Thanks to the amazing Michaela Shelley for yet another great Feeding Tube Awareness Week video this year!
Haha, oh my. Throwback to September of 2015! This is just me being ridiculous. But watching this video today, all I can think is wow, I’ve gained so much weight! Definitely look a lot healthier now. Thank you, feeding tube!
I am scheduled to take my Medical Terminology final exam today, so doing the procedure without any sedation! Definitely not excited for the procedure (last time was really painful), but l am certainly looking forward to leaving here with a brand new, clean, fully-functioning tube! Trying to study prefixes and suffixes for the exam and not let my nerves get the best of me. Hoping all goes smoothly!
Guess who now weighs 119 lbs?? This girl!! Wow. I haven’t weighed this much in years. None of my pants fit anymore!! But hey, I’m not complaining…that is a great problem to have. I’ve been working so hard to get to this point. I’ve had this feeding tube for 9 months now, and it has slowly but surely given me my life back. So thankful!
A sweet spoonie sister, Michaela, made this awesome video for Feeding Tube Awareness Week!
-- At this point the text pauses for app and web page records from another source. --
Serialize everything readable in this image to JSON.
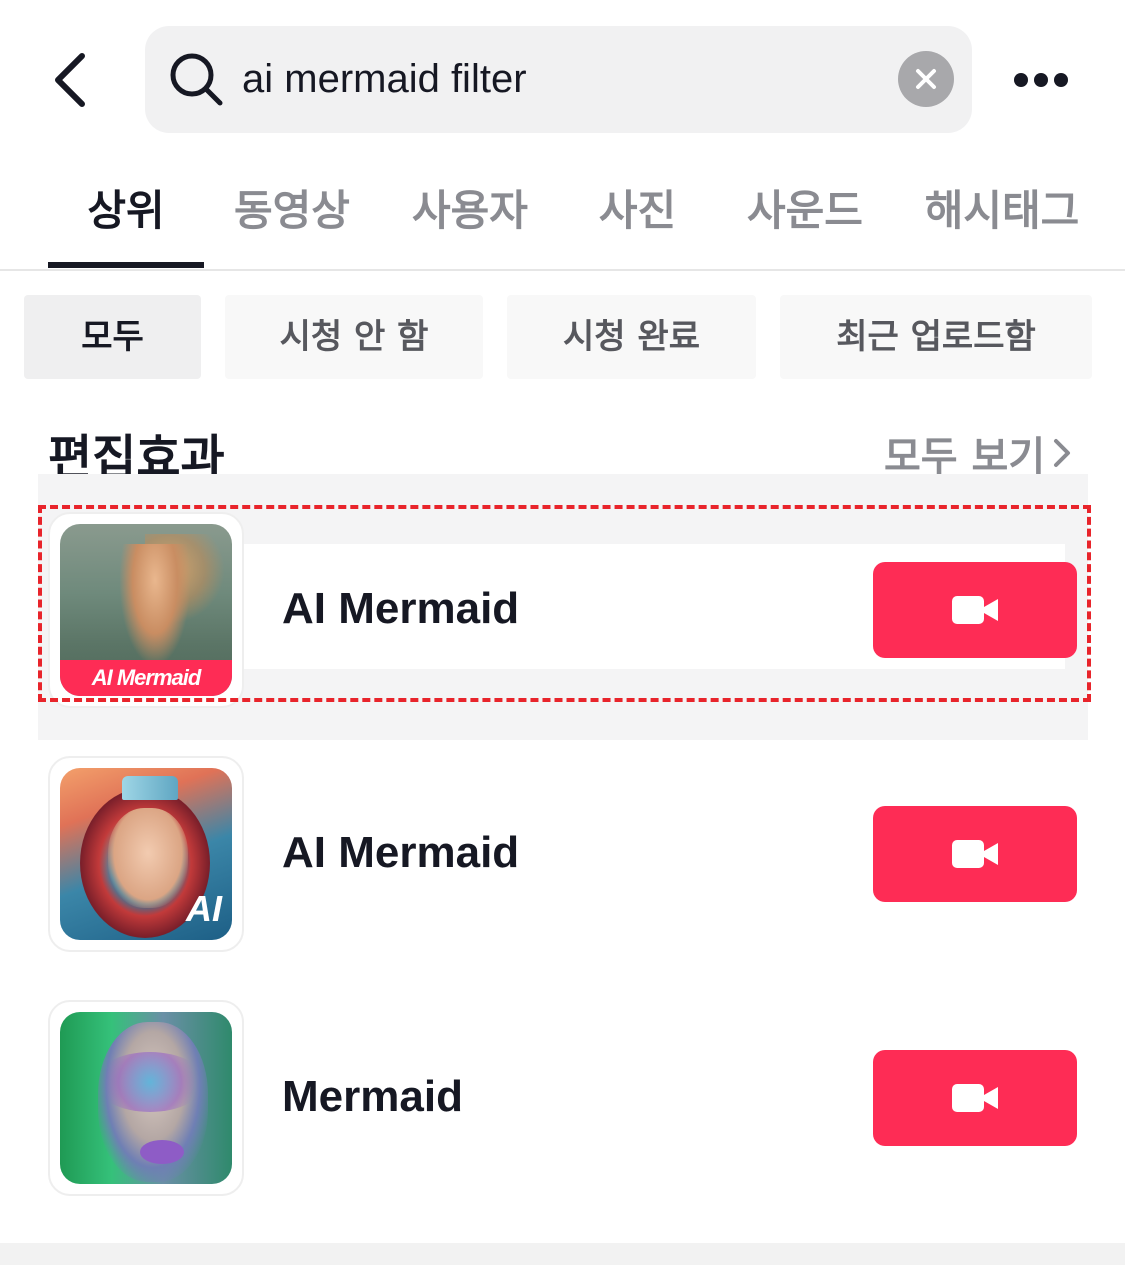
{
  "search": {
    "query": "ai mermaid filter"
  },
  "tabs": [
    {
      "label": "상위",
      "active": true
    },
    {
      "label": "동영상",
      "active": false
    },
    {
      "label": "사용자",
      "active": false
    },
    {
      "label": "사진",
      "active": false
    },
    {
      "label": "사운드",
      "active": false
    },
    {
      "label": "해시태그",
      "active": false
    }
  ],
  "chips": [
    {
      "label": "모두",
      "active": true
    },
    {
      "label": "시청 안 함",
      "active": false
    },
    {
      "label": "시청 완료",
      "active": false
    },
    {
      "label": "최근 업로드함",
      "active": false
    }
  ],
  "section": {
    "title": "편집효과",
    "see_all": "모두 보기"
  },
  "effects": [
    {
      "name": "AI Mermaid",
      "thumb_label": "AI Mermaid",
      "highlighted": true
    },
    {
      "name": "AI Mermaid",
      "thumb_label": "AI",
      "highlighted": false
    },
    {
      "name": "Mermaid",
      "thumb_label": "",
      "highlighted": false
    }
  ],
  "colors": {
    "accent": "#fe2c55",
    "highlight_border": "#e8242b",
    "text_primary": "#161823",
    "text_secondary": "#8a8b91"
  },
  "icons": {
    "back": "chevron-left-icon",
    "search": "search-icon",
    "clear": "clear-icon",
    "more": "more-icon",
    "see_all": "chevron-right-icon",
    "camera": "video-camera-icon"
  }
}
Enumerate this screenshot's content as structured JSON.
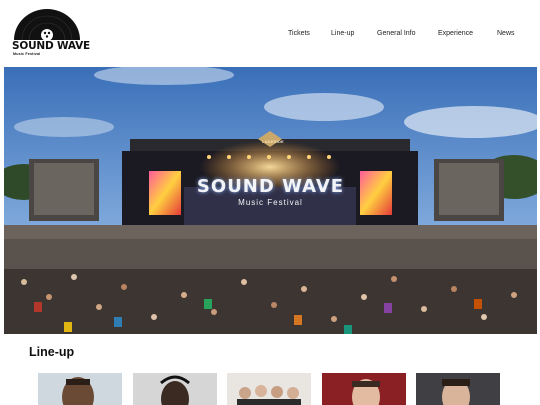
{
  "brand": {
    "name": "SOUND WAVE",
    "tagline": "Music Festival"
  },
  "nav": {
    "items": [
      {
        "label": "Tickets",
        "icon": null
      },
      {
        "label": "Line-up",
        "icon": null
      },
      {
        "label": "General Info",
        "icon": null
      },
      {
        "label": "Experience",
        "icon": null
      },
      {
        "label": "News",
        "icon": null
      }
    ]
  },
  "hero": {
    "image": "festival-crowd-stage-photo",
    "screen_title": "SOUND WAVE",
    "screen_subtitle": "Music Festival",
    "stage_sign": "LAKESIDE"
  },
  "lineup": {
    "heading": "Line-up",
    "artists": [
      {
        "photo": "artist-photo-1"
      },
      {
        "photo": "artist-photo-2"
      },
      {
        "photo": "artist-photo-3"
      },
      {
        "photo": "artist-photo-4"
      },
      {
        "photo": "artist-photo-5"
      }
    ]
  },
  "colors": {
    "sky": "#4f86c6",
    "stage_light": "#ffb547",
    "background": "#ffffff",
    "text": "#111111"
  }
}
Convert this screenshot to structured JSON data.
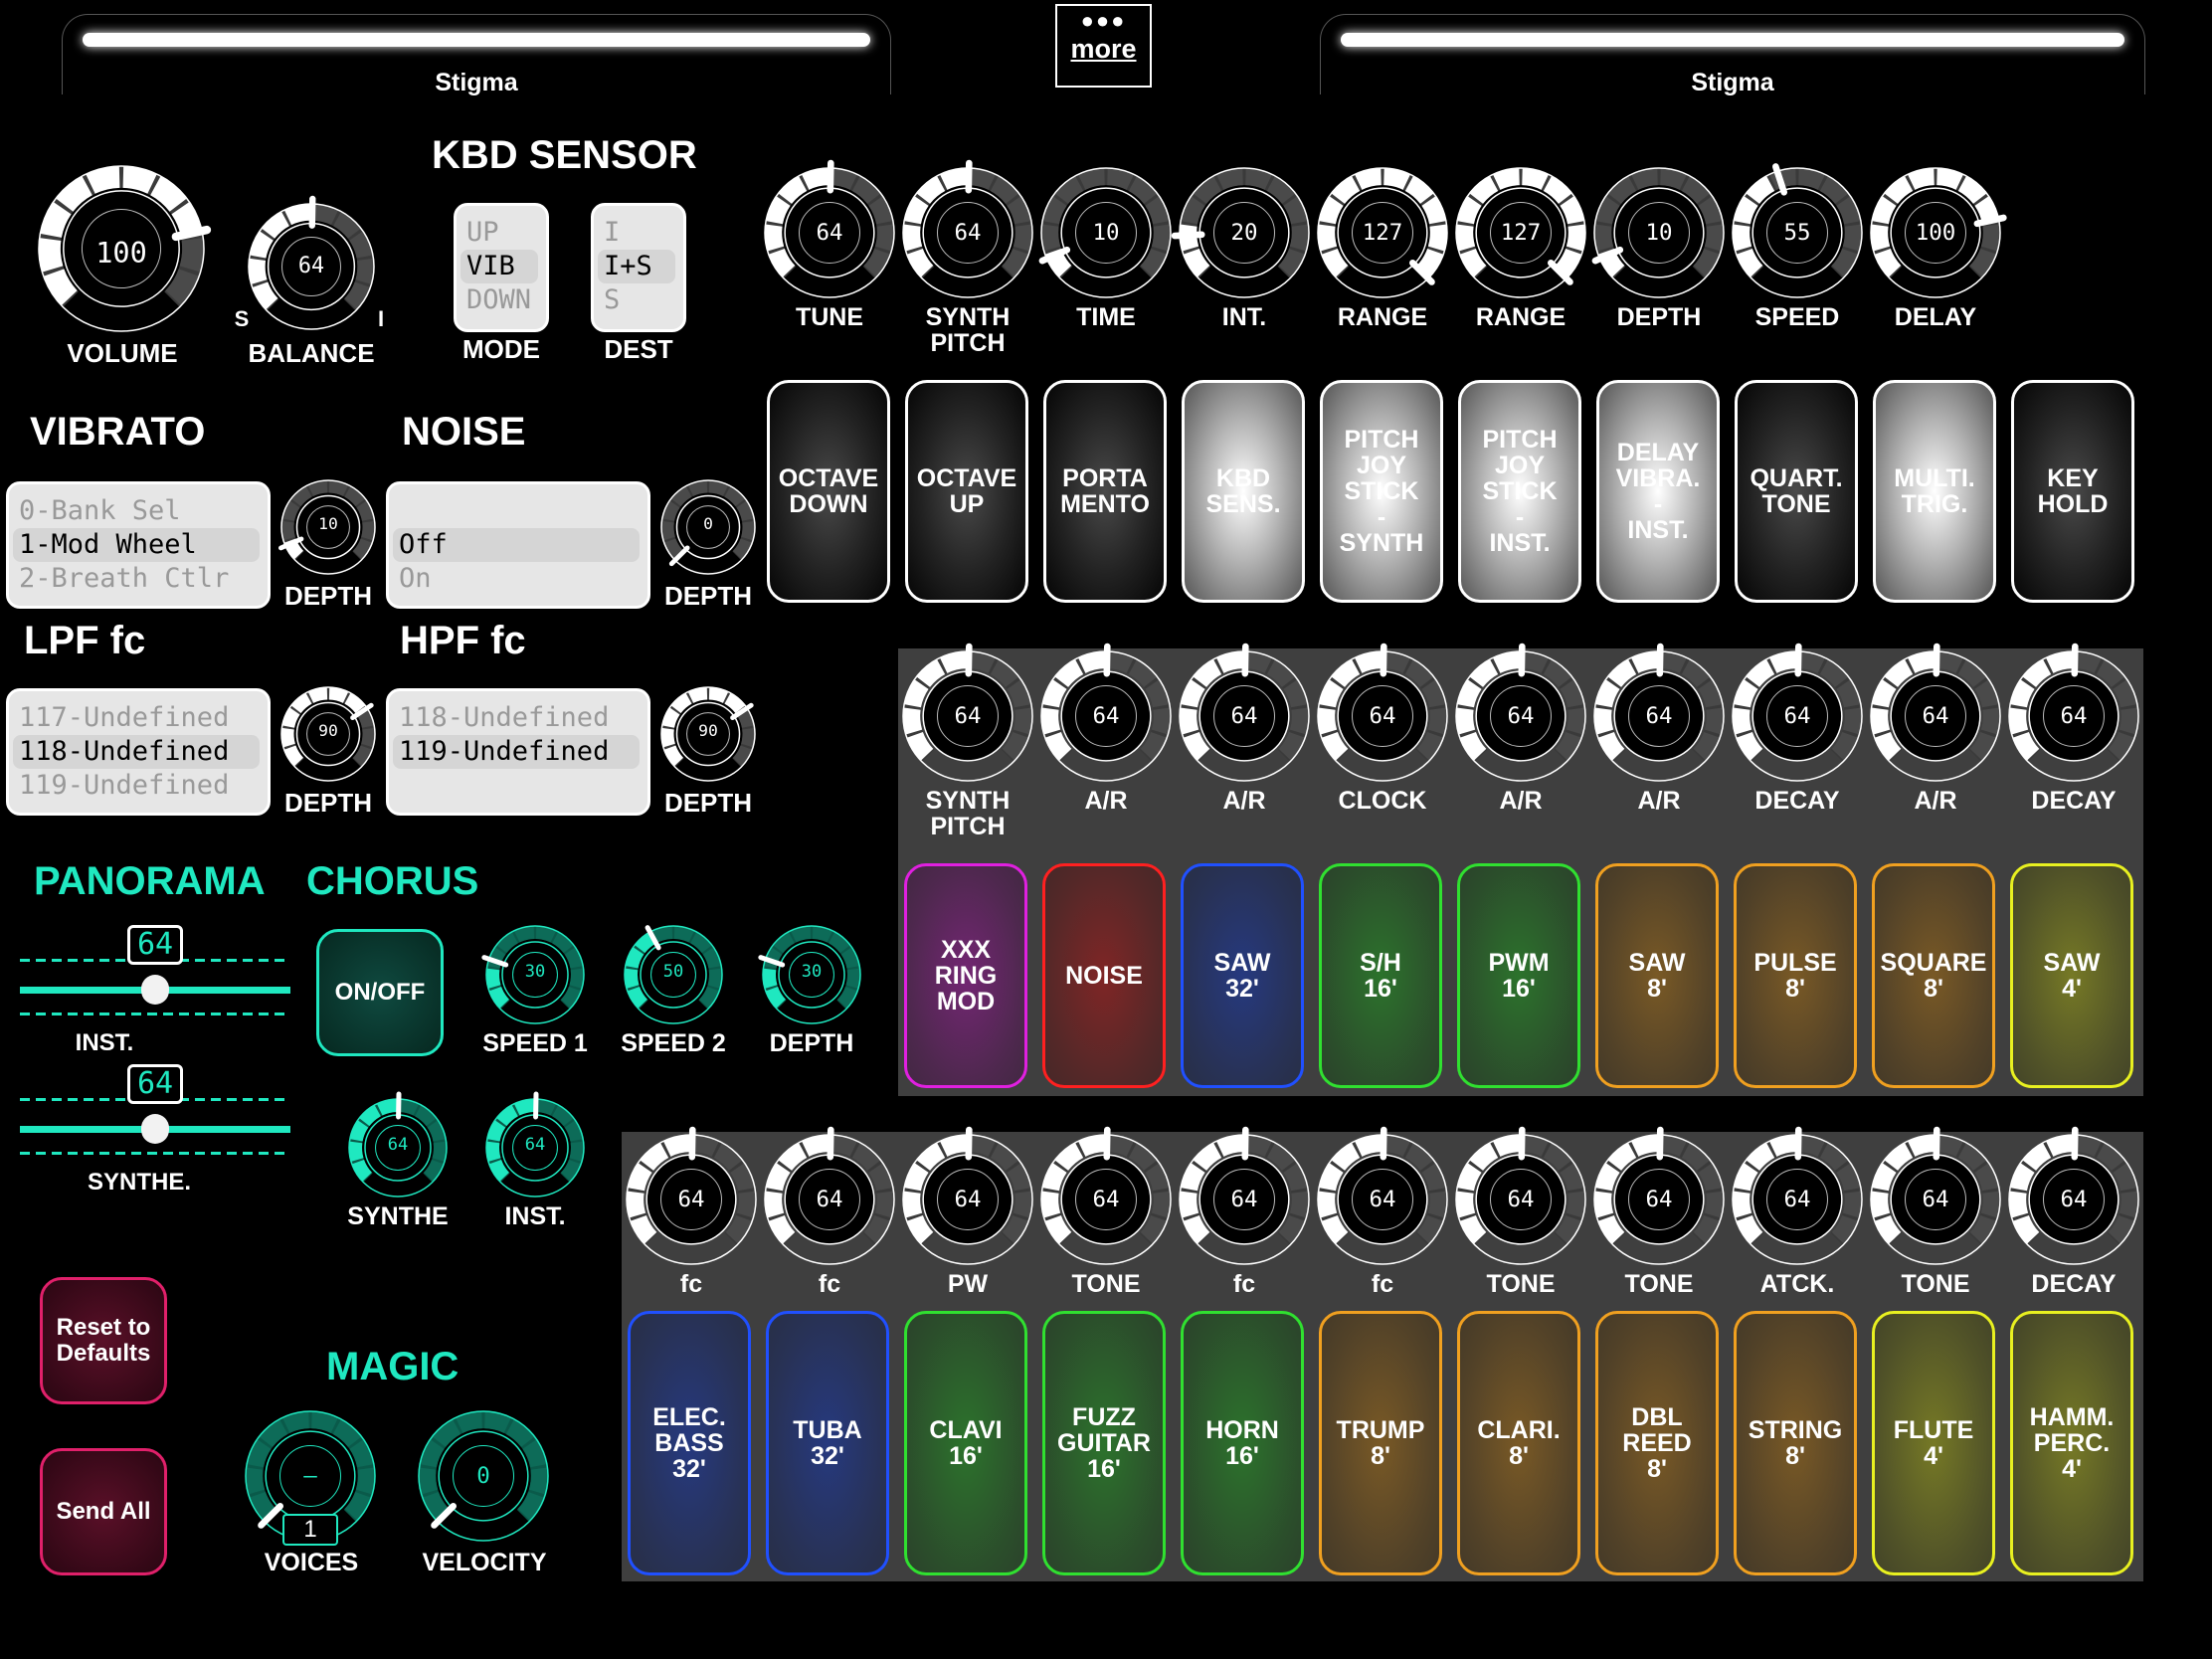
{
  "presets": {
    "left": "Stigma",
    "right": "Stigma"
  },
  "more": {
    "label": "more"
  },
  "kbd_sensor": {
    "title": "KBD SENSOR",
    "mode": {
      "label": "MODE",
      "options": [
        "UP",
        "VIB",
        "DOWN"
      ],
      "selected": "VIB"
    },
    "dest": {
      "label": "DEST",
      "options": [
        "I",
        "I+S",
        "S"
      ],
      "selected": "I+S"
    }
  },
  "volume": {
    "label": "VOLUME",
    "value": "100"
  },
  "balance": {
    "label": "BALANCE",
    "value": "64",
    "left": "S",
    "right": "I"
  },
  "top_knobs": [
    {
      "label": "TUNE",
      "value": "64"
    },
    {
      "label": "SYNTH\nPITCH",
      "value": "64"
    },
    {
      "label": "TIME",
      "value": "10"
    },
    {
      "label": "INT.",
      "value": "20"
    },
    {
      "label": "RANGE",
      "value": "127"
    },
    {
      "label": "RANGE",
      "value": "127"
    },
    {
      "label": "DEPTH",
      "value": "10"
    },
    {
      "label": "SPEED",
      "value": "55"
    },
    {
      "label": "DELAY",
      "value": "100"
    }
  ],
  "top_buttons": [
    {
      "label": "OCTAVE\nDOWN",
      "on": false
    },
    {
      "label": "OCTAVE\nUP",
      "on": false
    },
    {
      "label": "PORTA\nMENTO",
      "on": false
    },
    {
      "label": "KBD\nSENS.",
      "on": true
    },
    {
      "label": "PITCH\nJOY\nSTICK\n-\nSYNTH",
      "on": true
    },
    {
      "label": "PITCH\nJOY\nSTICK\n-\nINST.",
      "on": true
    },
    {
      "label": "DELAY\nVIBRA.\n-\nINST.",
      "on": true
    },
    {
      "label": "QUART.\nTONE",
      "on": false
    },
    {
      "label": "MULTI.\nTRIG.",
      "on": true
    },
    {
      "label": "KEY\nHOLD",
      "on": false
    }
  ],
  "vibrato": {
    "title": "VIBRATO",
    "options": [
      "0-Bank Sel",
      "1-Mod Wheel",
      "2-Breath Ctlr"
    ],
    "selected": "1-Mod Wheel",
    "depth_label": "DEPTH",
    "depth_value": "10"
  },
  "noise": {
    "title": "NOISE",
    "options": [
      "",
      "Off",
      "On"
    ],
    "selected": "Off",
    "depth_label": "DEPTH",
    "depth_value": "0"
  },
  "lpf": {
    "title": "LPF fc",
    "options": [
      "117-Undefined",
      "118-Undefined",
      "119-Undefined"
    ],
    "selected": "118-Undefined",
    "depth_label": "DEPTH",
    "depth_value": "90"
  },
  "hpf": {
    "title": "HPF fc",
    "options": [
      "118-Undefined",
      "119-Undefined",
      ""
    ],
    "selected": "119-Undefined",
    "depth_label": "DEPTH",
    "depth_value": "90"
  },
  "synth_knobs": [
    {
      "label": "SYNTH\nPITCH",
      "value": "64"
    },
    {
      "label": "A/R",
      "value": "64"
    },
    {
      "label": "A/R",
      "value": "64"
    },
    {
      "label": "CLOCK",
      "value": "64"
    },
    {
      "label": "A/R",
      "value": "64"
    },
    {
      "label": "A/R",
      "value": "64"
    },
    {
      "label": "DECAY",
      "value": "64"
    },
    {
      "label": "A/R",
      "value": "64"
    },
    {
      "label": "DECAY",
      "value": "64"
    }
  ],
  "synth_tabs": [
    {
      "label": "XXX\nRING\nMOD",
      "color": "#e020e0"
    },
    {
      "label": "NOISE",
      "color": "#ff2020"
    },
    {
      "label": "SAW\n32'",
      "color": "#2050ff"
    },
    {
      "label": "S/H\n16'",
      "color": "#30e030"
    },
    {
      "label": "PWM\n16'",
      "color": "#30e030"
    },
    {
      "label": "SAW\n8'",
      "color": "#f0a020"
    },
    {
      "label": "PULSE\n8'",
      "color": "#f0a020"
    },
    {
      "label": "SQUARE\n8'",
      "color": "#f0a020"
    },
    {
      "label": "SAW\n4'",
      "color": "#e8f020"
    }
  ],
  "inst_knobs": [
    {
      "label": "fc",
      "value": "64"
    },
    {
      "label": "fc",
      "value": "64"
    },
    {
      "label": "PW",
      "value": "64"
    },
    {
      "label": "TONE",
      "value": "64"
    },
    {
      "label": "fc",
      "value": "64"
    },
    {
      "label": "fc",
      "value": "64"
    },
    {
      "label": "TONE",
      "value": "64"
    },
    {
      "label": "TONE",
      "value": "64"
    },
    {
      "label": "ATCK.",
      "value": "64"
    },
    {
      "label": "TONE",
      "value": "64"
    },
    {
      "label": "DECAY",
      "value": "64"
    }
  ],
  "inst_tabs": [
    {
      "label": "ELEC.\nBASS\n32'",
      "color": "#2050ff"
    },
    {
      "label": "TUBA\n32'",
      "color": "#2050ff"
    },
    {
      "label": "CLAVI\n16'",
      "color": "#30e030"
    },
    {
      "label": "FUZZ\nGUITAR\n16'",
      "color": "#30e030"
    },
    {
      "label": "HORN\n16'",
      "color": "#30e030"
    },
    {
      "label": "TRUMP\n8'",
      "color": "#f0a020"
    },
    {
      "label": "CLARI.\n8'",
      "color": "#f0a020"
    },
    {
      "label": "DBL\nREED\n8'",
      "color": "#f0a020"
    },
    {
      "label": "STRING\n8'",
      "color": "#f0a020"
    },
    {
      "label": "FLUTE\n4'",
      "color": "#e8f020"
    },
    {
      "label": "HAMM.\nPERC.\n4'",
      "color": "#e8f020"
    }
  ],
  "panorama": {
    "title": "PANORAMA",
    "inst_label": "INST.",
    "inst_value": "64",
    "synth_label": "SYNTHE.",
    "synth_value": "64"
  },
  "chorus": {
    "title": "CHORUS",
    "onoff_label": "ON/OFF",
    "knobs": [
      {
        "label": "SPEED 1",
        "value": "30"
      },
      {
        "label": "SPEED 2",
        "value": "50"
      },
      {
        "label": "DEPTH",
        "value": "30"
      },
      {
        "label": "SYNTHE",
        "value": "64"
      },
      {
        "label": "INST.",
        "value": "64"
      }
    ]
  },
  "magic": {
    "title": "MAGIC",
    "voices_label": "VOICES",
    "voices_value": "—",
    "voices_count": "1",
    "velocity_label": "VELOCITY",
    "velocity_value": "0"
  },
  "actions": {
    "reset_label": "Reset to\nDefaults",
    "send_label": "Send All"
  },
  "colors": {
    "accent_teal": "#1fe8c0",
    "action_pink": "#e0206a",
    "panel_gray": "#3f3f3f"
  }
}
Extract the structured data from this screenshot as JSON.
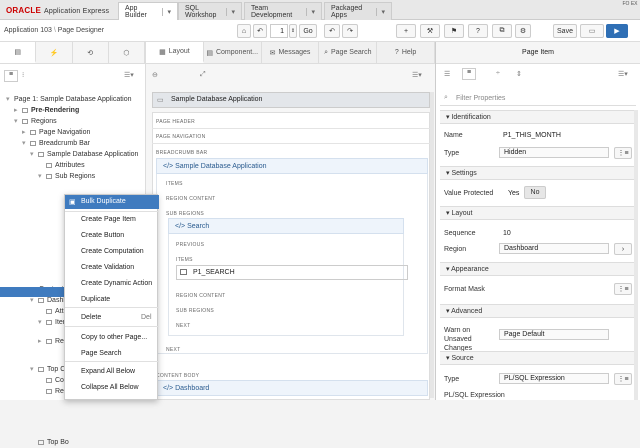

This is my fight song.. 🙂
When someone sees or hears about my feeding tube for the first time, I tend to get a lot of questions like,
“What is that?”
“Are you okay?”
Sometimes I also get the question, “Are you recovering from an eating disorder?”
When I answer no, I get reactions such as:
“Phew! I was afraid you were one of those girls trying to starve themselves!”
“Oh, so you actually have a problem. You have a real illness.”
I know they are probably well-meaning, but I cannot help but cringe a bit at their response.
I myself have never suffered from an eating disorder. However, I have had my struggles with major depression, and let me assure you: mental illness is a big deal. To constantly battle your own mind is something I wouldn’t wish on my worst enemy. It’s isolating, painful, and absolutely exhausting.
I cannot even begin to imagine how hard it must be to respond to the questions I’ve gotten while actually having a mental illness like an eating disorder. People have gone as far as apologizing for making an assumption about my tube, as if the very idea of having a mental illness should disgust me. No wonder people are so afraid to seek help…
The mental illness stigma in our society needs to change. An eating disorder isn’t simply a girl or boy who wants to look like a model. Depression is so much more than being sad. I have watched mental illness destroy the lives of dear friends and tear apart my own family, physically and emotionally. It’s very real, very serious, and much more common than some like to think…
No, I do not and have never had an eating disorder. My feeding tube was placed because of severe autonomic dysfunction and a paralyzed GI tract, and while my tube can drive me crazy at times, I am not one bit ashamed of the thing helping to keep me alive. But those in treatment for mental illness should not be ashamed either. As a matter of fact, they should be proud of the courage it took to seek out that help! The only people who need to be ashamed are the ones who have the audacity to belittle someone else’s fight.
Oh, my dangling companion
Precious link to my jejunum
Once enemies, now my closest confidant
How I appreciate your friendship
Your quirks, clogs, spills and drips–
I’ve grown to love them all
Tube that makes me normal,
Tube that sets me apart.
Sustainer of life, my ticket to the future
Proudly protruding from my abdomen
Durable through the constant tug-of-war
Between inside and outside
Illness and wellness
Life and death
Warrior, bypassing paralyzed organs
Knight in plastic armour
Surpassing the traitors within
Reminder of a winding journey of ups and downs
Pain and triumph
Sign of strength yet revealer of weakness
Thank you for your service, you beautiful little paradox
(Written for ENG 289…lol)